The Native Forum team on Etsy is participating in an 'Artists Exposed' treasury this coming November. That is a gathering of listings where the lead picture is a shot of the artist themselves, rather than the item. It lets folks get to know one another a little bit better. I didn't participate last year (my native blood dates back to the 1800's, so I always feel like a visitor to the team), but got my guts up to play along this time. But I wanted to have a new piece of art work for the listing.
So, I took the time this week to transform this gourd:
The gourd was originally grown in Casa Grande, Arizona. I scrubbed it down, sawed it open, scooped out the innards, and cleaned and sanded it up. Then I dyed the bowl inside and out with a half dozen blended colors of leather dye, and sealed it with several light layers of clear spray. The darker streaks down the outside of the gourd were inspired by a phenomenon called 'desert varnish', which is a dark patina that forms on cliff faces in arid climates.
I sewed a decorative chevron rim treatment in waxed linen.

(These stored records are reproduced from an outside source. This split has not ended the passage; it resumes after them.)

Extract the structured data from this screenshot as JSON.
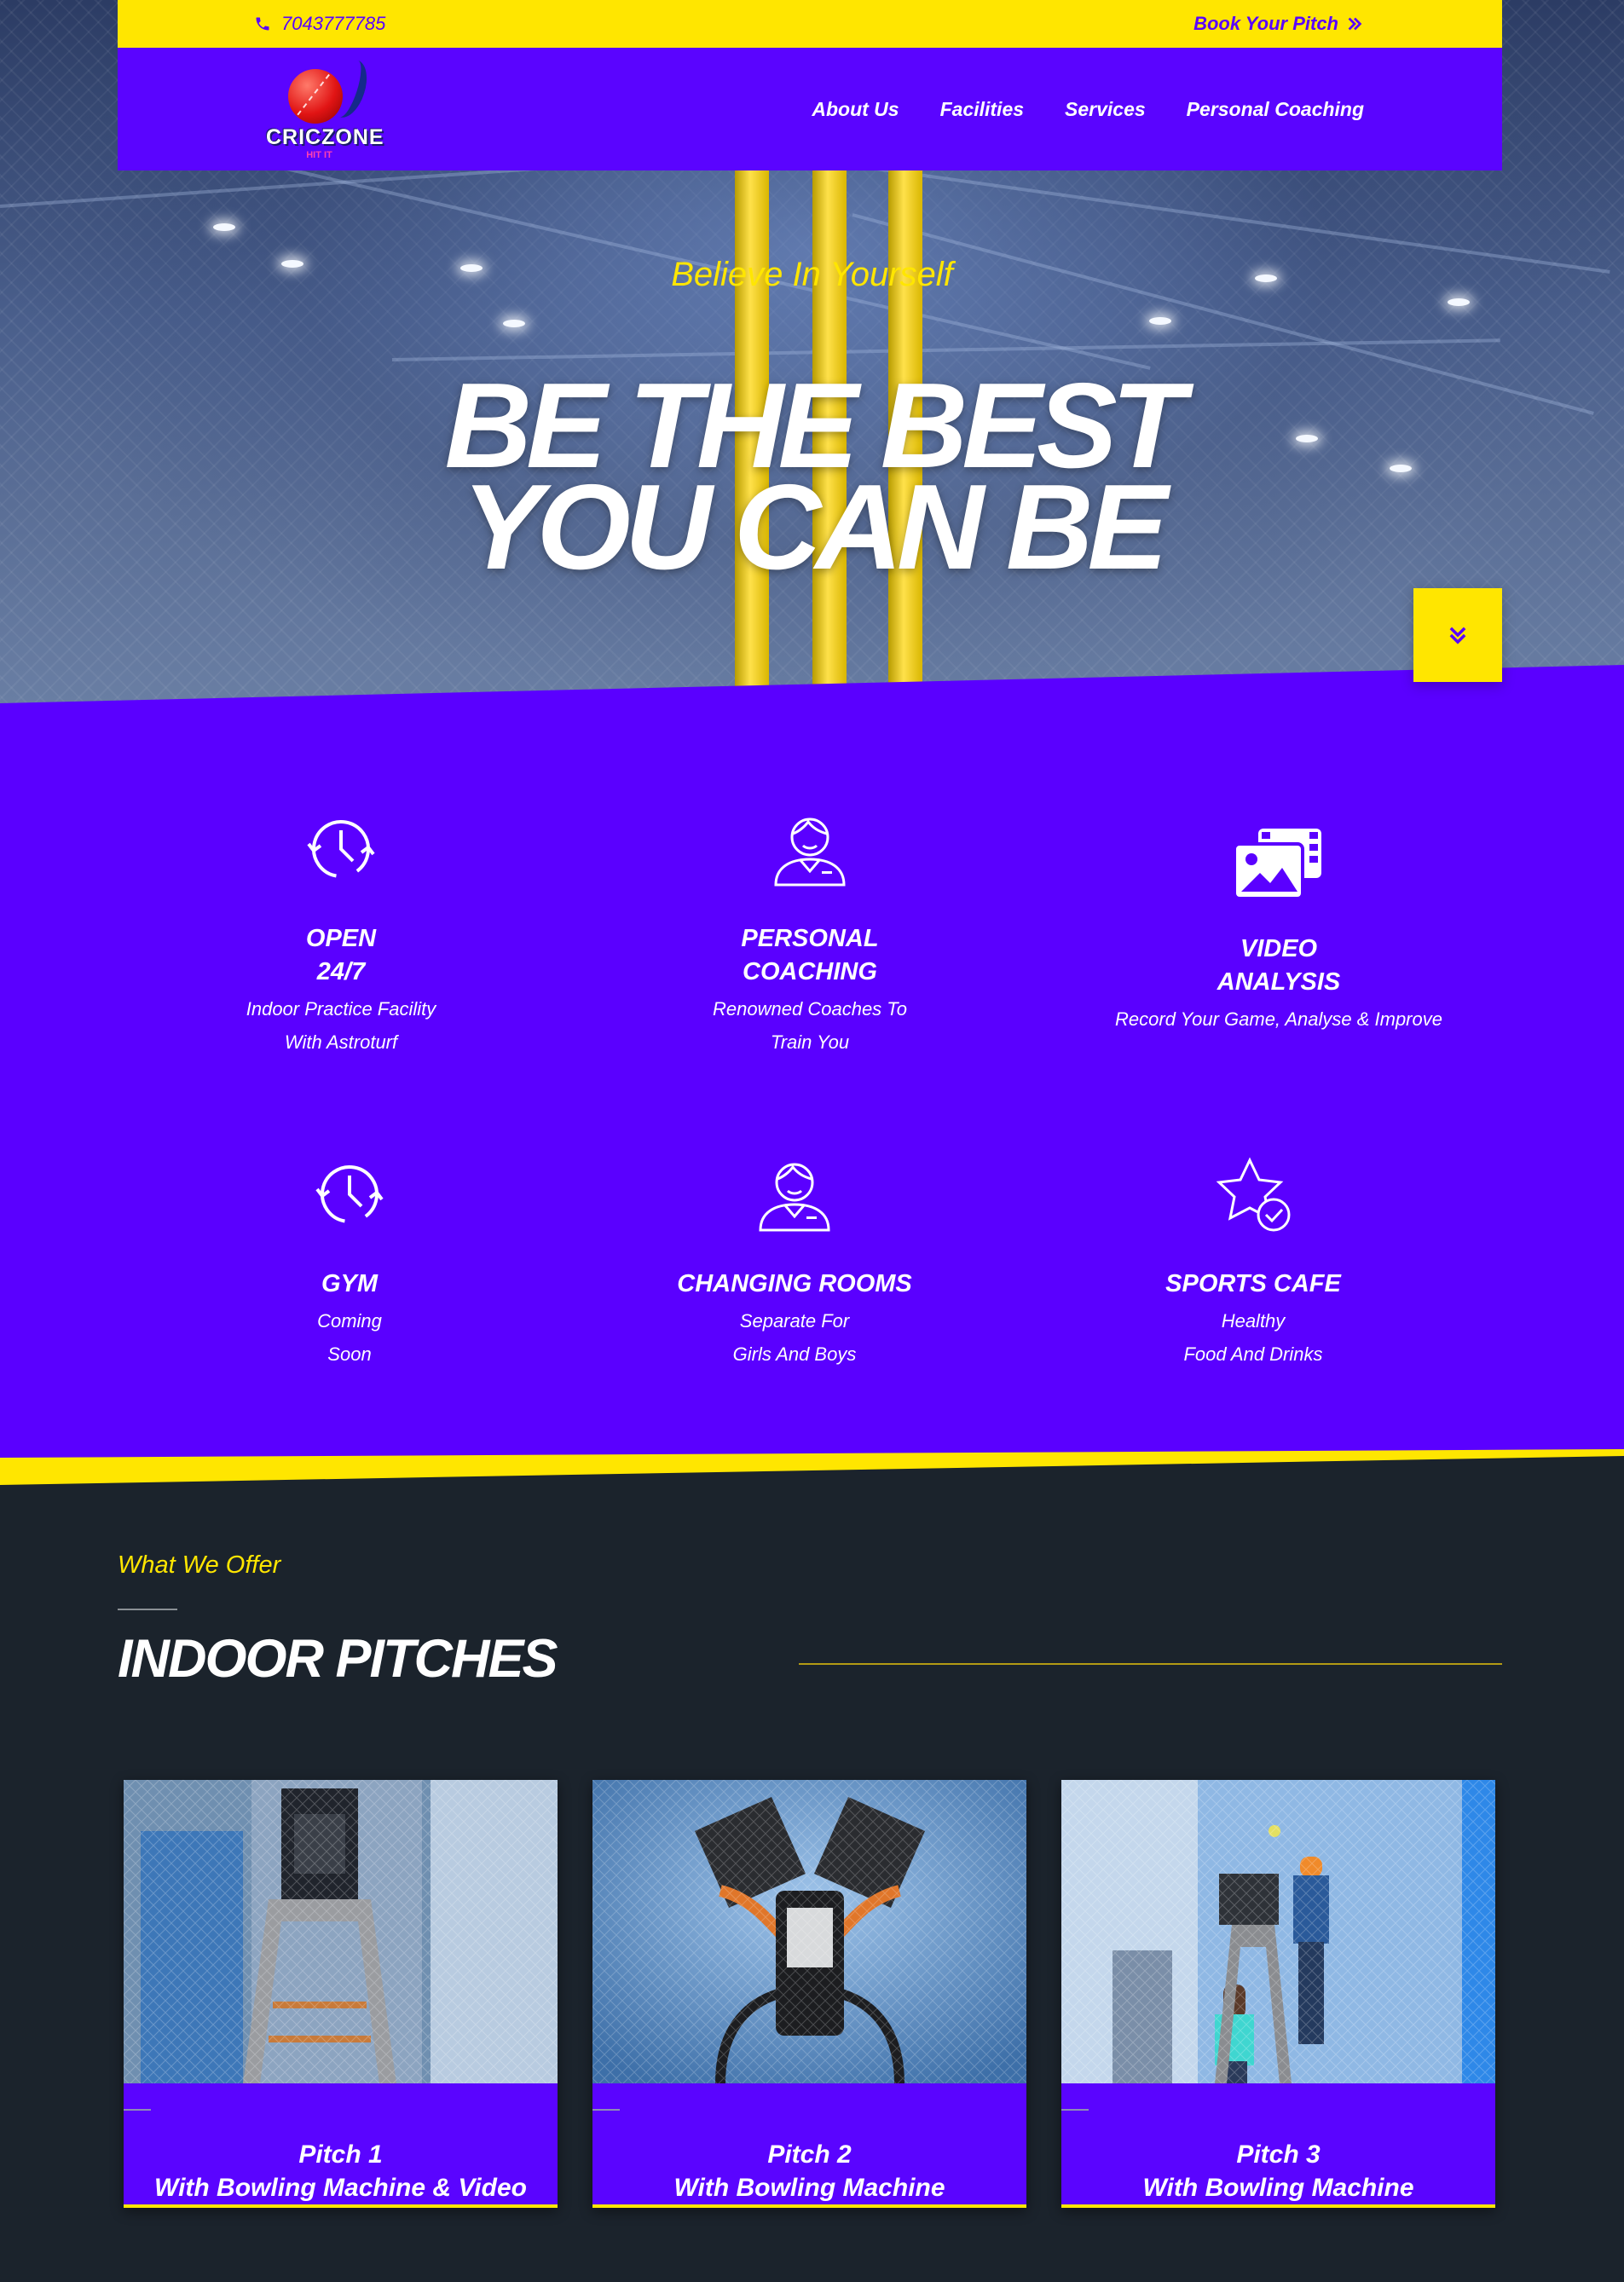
{
  "topbar": {
    "phone": "7043777785",
    "book": "Book Your Pitch"
  },
  "brand": {
    "name": "CRICZONE",
    "tagline": "HIT IT"
  },
  "nav": {
    "items": [
      "About Us",
      "Facilities",
      "Services",
      "Personal Coaching"
    ]
  },
  "hero": {
    "tagline": "Believe In Yourself",
    "headline_line1": "BE THE BEST",
    "headline_line2": "YOU CAN BE"
  },
  "features": [
    {
      "title": "OPEN\n24/7",
      "desc": "Indoor Practice Facility\nWith Astroturf",
      "icon": "clock-refresh-icon"
    },
    {
      "title": "PERSONAL\nCOACHING",
      "desc": "Renowned Coaches To\nTrain You",
      "icon": "coach-icon"
    },
    {
      "title": "VIDEO\nANALYSIS",
      "desc": "Record Your Game, Analyse & Improve",
      "icon": "video-gallery-icon"
    },
    {
      "title": "GYM",
      "desc": "Coming\nSoon",
      "icon": "clock-refresh-icon"
    },
    {
      "title": "CHANGING ROOMS",
      "desc": "Separate For\nGirls And Boys",
      "icon": "person-icon"
    },
    {
      "title": "SPORTS CAFE",
      "desc": "Healthy\nFood And Drinks",
      "icon": "star-check-icon"
    }
  ],
  "offer": {
    "kicker": "What We Offer",
    "title": "INDOOR PITCHES"
  },
  "pitches": [
    {
      "title": "Pitch 1\nWith Bowling Machine & Video"
    },
    {
      "title": "Pitch 2\nWith Bowling Machine"
    },
    {
      "title": "Pitch 3\nWith Bowling Machine"
    }
  ],
  "colors": {
    "purple": "#5a04ff",
    "yellow": "#ffe600",
    "dark": "#1b232c"
  }
}
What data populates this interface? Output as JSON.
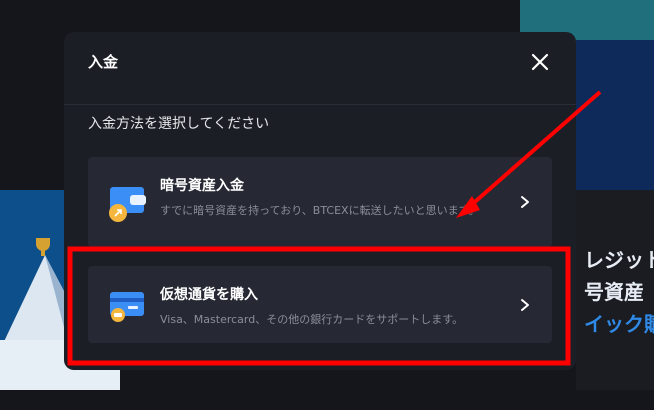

Then came the fun part. I regularly go hiking in the White Tank Mountain Regional Park, located just west of Phoenix, Arizona. If you look carefully when you are on the trails, you can spot ancient petroglyphs that were carved into the desert varnish by the Hohokam Indians, probably somewhere between A.D. 500 - 1100. Rangers say that some of the images may actually be up to 10,000 years old. I have collected many pictures of the petroglyphs, and for this bowl I went back through my albums for inspiration.
I sketched the symbols on the gourd, and then carefully drilled holes along my lines. It adds a nice texture to the gourd during the day...
but the bowl really comes alive at night. The next pictures are of the bowl in low light conditions, with a tap light inside of it. With light streaming from inside, the ancient images take on a glowing new life.
You can find the bowl at http://www.etsy.com/listing/84957986/for-artists-exposed-gourd-bowl-with
For my own 'Glowing Petroglyphs' piece I use a votive candle on a stand inside, which makes a lovely warm and flickering light. But the gourds are flammable. I don't leave mine unattended, but for safety's sake I sell the gourds with a tap light included instead of a candle.